When he was working on his master’s degree at Concordia University in Austin, Arroyo could find plenty of Mexican food, but nothing like what his mother cooked. Instead, he found similarities with food at Middle Eastern and Indian restaurants in the city. He really made the connection when he had a dish of rice pudding that contained dates and raisins and cardamom and realized that the food he grew up eating had roots in the Middle East, but along the way to Mexico, had picked up influences from Spain and Cuba and Africa.

“There’s a lot of syncretism in the cuisine, a lot of food combinations,” he said.

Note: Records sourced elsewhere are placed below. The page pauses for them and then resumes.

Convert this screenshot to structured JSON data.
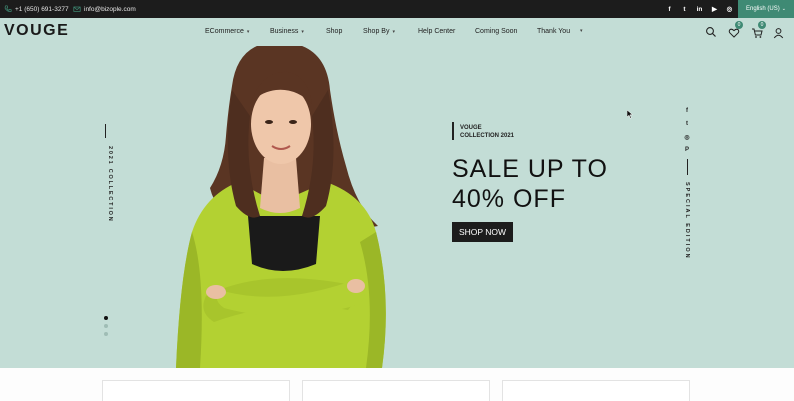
{
  "topbar": {
    "phone": "+1 (650) 691-3277",
    "email": "info@bizople.com",
    "socials": [
      "facebook-icon",
      "twitter-icon",
      "linkedin-icon",
      "youtube-icon",
      "instagram-icon"
    ],
    "language": "English (US)"
  },
  "header": {
    "logo": "VOUGE",
    "nav": [
      {
        "label": "ECommerce",
        "caret": true
      },
      {
        "label": "Business",
        "caret": true
      },
      {
        "label": "Shop",
        "caret": false
      },
      {
        "label": "Shop By",
        "caret": true
      },
      {
        "label": "Help Center",
        "caret": false
      },
      {
        "label": "Coming Soon",
        "caret": false
      },
      {
        "label": "Thank You",
        "caret": false
      }
    ],
    "wishlist_count": "0",
    "cart_count": "0"
  },
  "hero": {
    "side_left_text": "2021 COLLECTION",
    "tag_line1": "VOUGE",
    "tag_line2": "COLLECTION 2021",
    "headline_line1": "SALE UP TO",
    "headline_line2": "40% OFF",
    "button_label": "SHOP NOW",
    "side_right_text": "SPECIAL EDITION",
    "side_socials": [
      "facebook-icon",
      "twitter-icon",
      "instagram-icon",
      "pinterest-icon"
    ],
    "slides_total": 3,
    "active_slide": 1
  },
  "colors": {
    "topbar_bg": "#1c1c1c",
    "accent": "#3f8a74",
    "hero_bg": "#c3ddd6",
    "jacket": "#b3d132"
  }
}
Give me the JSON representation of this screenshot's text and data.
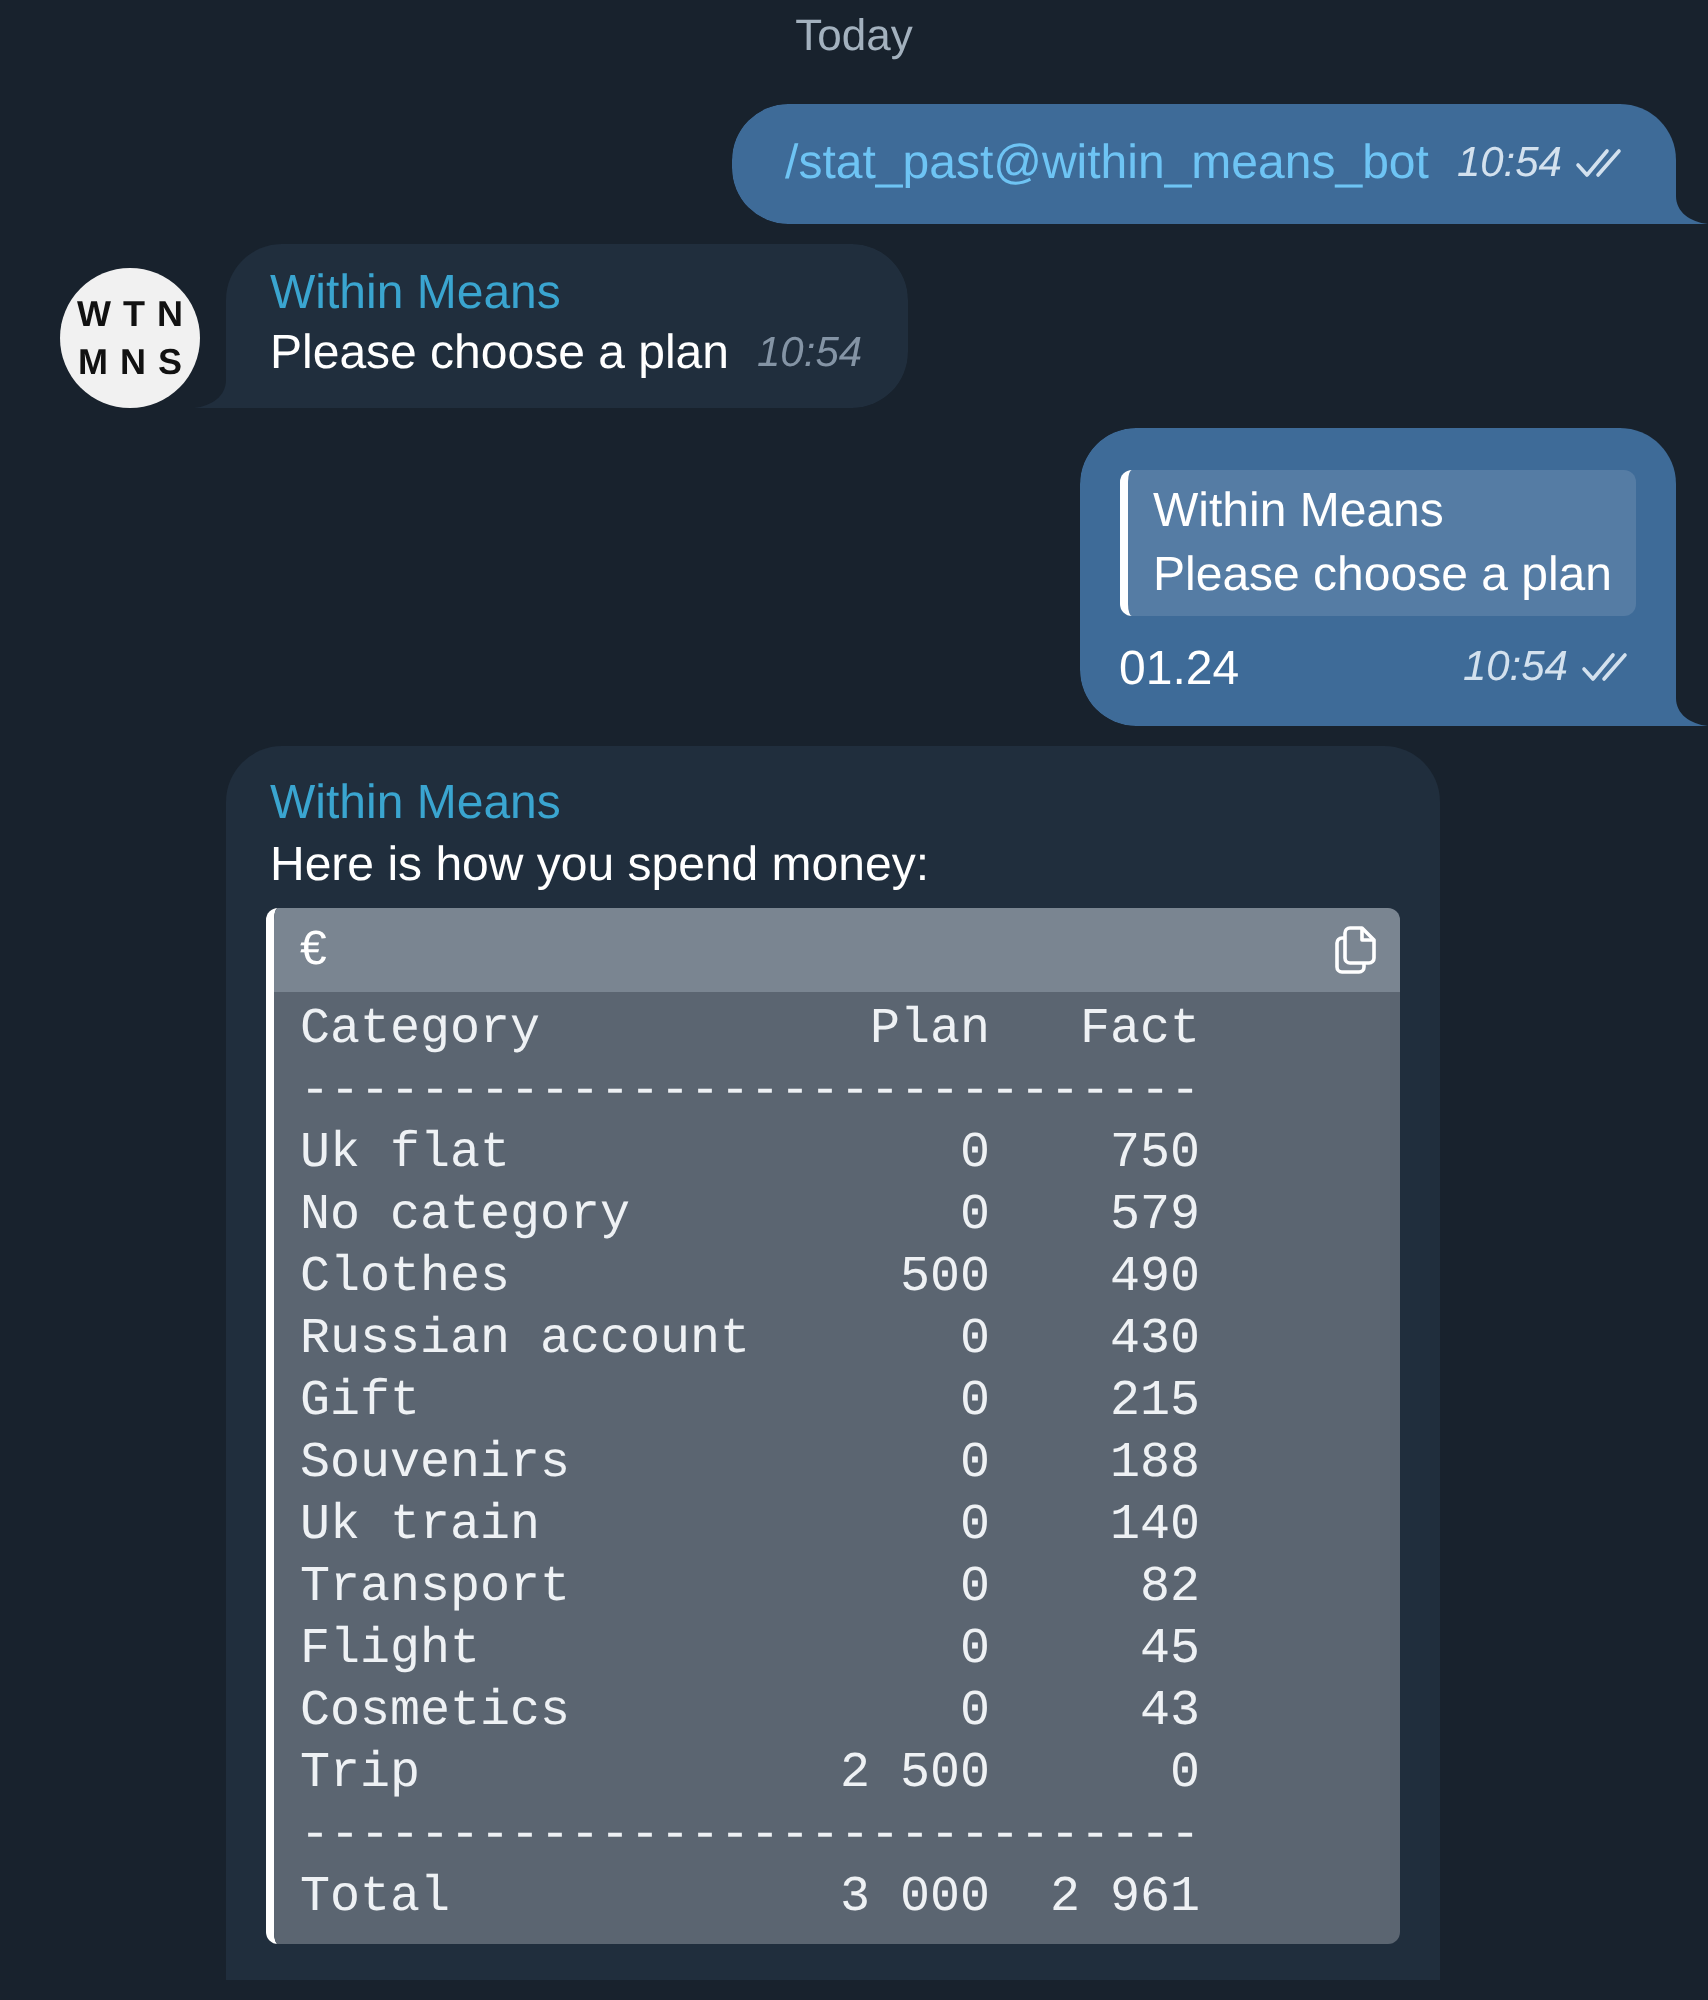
{
  "date_divider": "Today",
  "messages": [
    {
      "outgoing": true,
      "tail": true,
      "command": "/stat_past@within_means_bot",
      "time": "10:54",
      "read": true
    },
    {
      "outgoing": false,
      "tail": true,
      "avatar": {
        "lines": [
          "WTN",
          "MNS"
        ]
      },
      "sender": "Within Means",
      "text": "Please choose a plan",
      "time": "10:54"
    },
    {
      "outgoing": true,
      "tail": true,
      "reply_to": {
        "sender": "Within Means",
        "text": "Please choose a plan"
      },
      "text": "01.24",
      "time": "10:54",
      "read": true
    },
    {
      "outgoing": false,
      "tail": false,
      "sender": "Within Means",
      "text": "Here is how you spend money:",
      "code_block": {
        "language": "€",
        "lines": [
          {
            "kind": "header",
            "cells": [
              "Category",
              "Plan",
              "Fact"
            ]
          },
          {
            "kind": "rule",
            "text": "------------------------------"
          },
          {
            "kind": "row",
            "cells": [
              "Uk flat",
              "0",
              "750"
            ]
          },
          {
            "kind": "row",
            "cells": [
              "No category",
              "0",
              "579"
            ]
          },
          {
            "kind": "row",
            "cells": [
              "Clothes",
              "500",
              "490"
            ]
          },
          {
            "kind": "row",
            "cells": [
              "Russian account",
              "0",
              "430"
            ]
          },
          {
            "kind": "row",
            "cells": [
              "Gift",
              "0",
              "215"
            ]
          },
          {
            "kind": "row",
            "cells": [
              "Souvenirs",
              "0",
              "188"
            ]
          },
          {
            "kind": "row",
            "cells": [
              "Uk train",
              "0",
              "140"
            ]
          },
          {
            "kind": "row",
            "cells": [
              "Transport",
              "0",
              "82"
            ]
          },
          {
            "kind": "row",
            "cells": [
              "Flight",
              "0",
              "45"
            ]
          },
          {
            "kind": "row",
            "cells": [
              "Cosmetics",
              "0",
              "43"
            ]
          },
          {
            "kind": "row",
            "cells": [
              "Trip",
              "2 500",
              "0"
            ]
          },
          {
            "kind": "rule",
            "text": "------------------------------"
          },
          {
            "kind": "total",
            "cells": [
              "Total",
              "3 000",
              "2 961"
            ]
          }
        ]
      }
    }
  ]
}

Campeche is on the coast of the Gulf of Mexico, so seafood is a major component of the cuisine there, but with Waco not being particularly close to the ocean, Arroyo often cooks with more easily-obtainable ingredients like pork and chicken. (His family actually raises a few chickens in the backyard of their home in Sanger Heights.) One of Arroyo’s favorite dishes is Cochinita Pibil, which means suckling pig roasted in the ground, which he has done. To save time and a lot of effort, the dish can also be prepared using a pork butt or loin in an Instant Pot or slow cooker, which Arroyo did on a recent Friday evening. One of the secrets to Cochinita Pibil is to cook it in banana leaves, whether it’s going to be buried and roasted in the ground for several hours or simply prepared in a slow cooker.

We shared a recipe for Cochinita Pibil in the November 2023 issue of the WACOAN, which is available online.

Arroyo said his mother didn’t really cook from recipes, so during one trip to Campeche, he bought a small cookbook titled “Yucatecan Cuisine of the Hacienda Teya”. It contains a recipe for Cochinita Pibil, as well as a couple of recipes that we made recently. According to the book, Panuchos consist of corn tortillas stuffed or topped with broiled chicken and a host of condiments, including pickled red onions. The cookbook lists ingredients but is somewhat lacking in what to do with those ingredients, so we had to improvise a bit, but the results were delicious, as was the Cochinita Pibil that Arroyo made for me recently.

We also have a recipe for a refreshing drink that is from the Campeche area as well. Get the recipe at and flip to the next page for a refreshing drink that is from the Campeche area as well to accompany your meal.

The Recipes


  • 8 corn tortillas
  • 2 cups refried black beans
  • 10-12 ounces leftover roasted or rotisserie chicken
  • 4 jalapenos
  • 2 tomatoes
  • 4 lettuce leaves
  • 1 avocado

Warm the tortillas over the stove’s gas flame. Once the tortilla is lightly browned, spread a layer of black beans on one side. Add chicken, jalapeno, and a slice of tomato, lettuce and avocado. Makes about 8 servings.


Pickled Red Onions

  • 1 red onion, thinly sliced
  • 1-2 jalapeno peppers, to taste, sliced
  • 1/2 teaspoon salt, or to taste
  • Orange juice

Boil the sliced onions until they begin to soften, about 10 minutes. Immediately plunge the onions in a bowl of ice-cold water to stop the cooking process. Drain, then place the cooked onions, jalapenos and salt in a jar. Add the orange juice to cover the top of the onion and refrigerate until ready to serve, at least 1 hour.


Pitahaya Agua Fresca

  • 3 fresh pitahayas (also known as dragon fruit)
  • 4 cups water
  • 1/2 cup cane sugar, or to taste
  • Juice of 2 limes

Cut the pitahayas in half and use a spoon to scoop out the flesh. Add the pulp, 3 to 4 cups of water, sugar and lime juice to a blender.

Blend on high until no chunks of fruit remain, then strain the mixture into a jar or pitcher. Taste, and add more sugar if needed.

Place the pitcher in the refrigerator until cold and stir the mixture just before pouring over ice and serving. Garnish with a lime slice and piece of pitahaya, if desired. Makes about 10 drinks.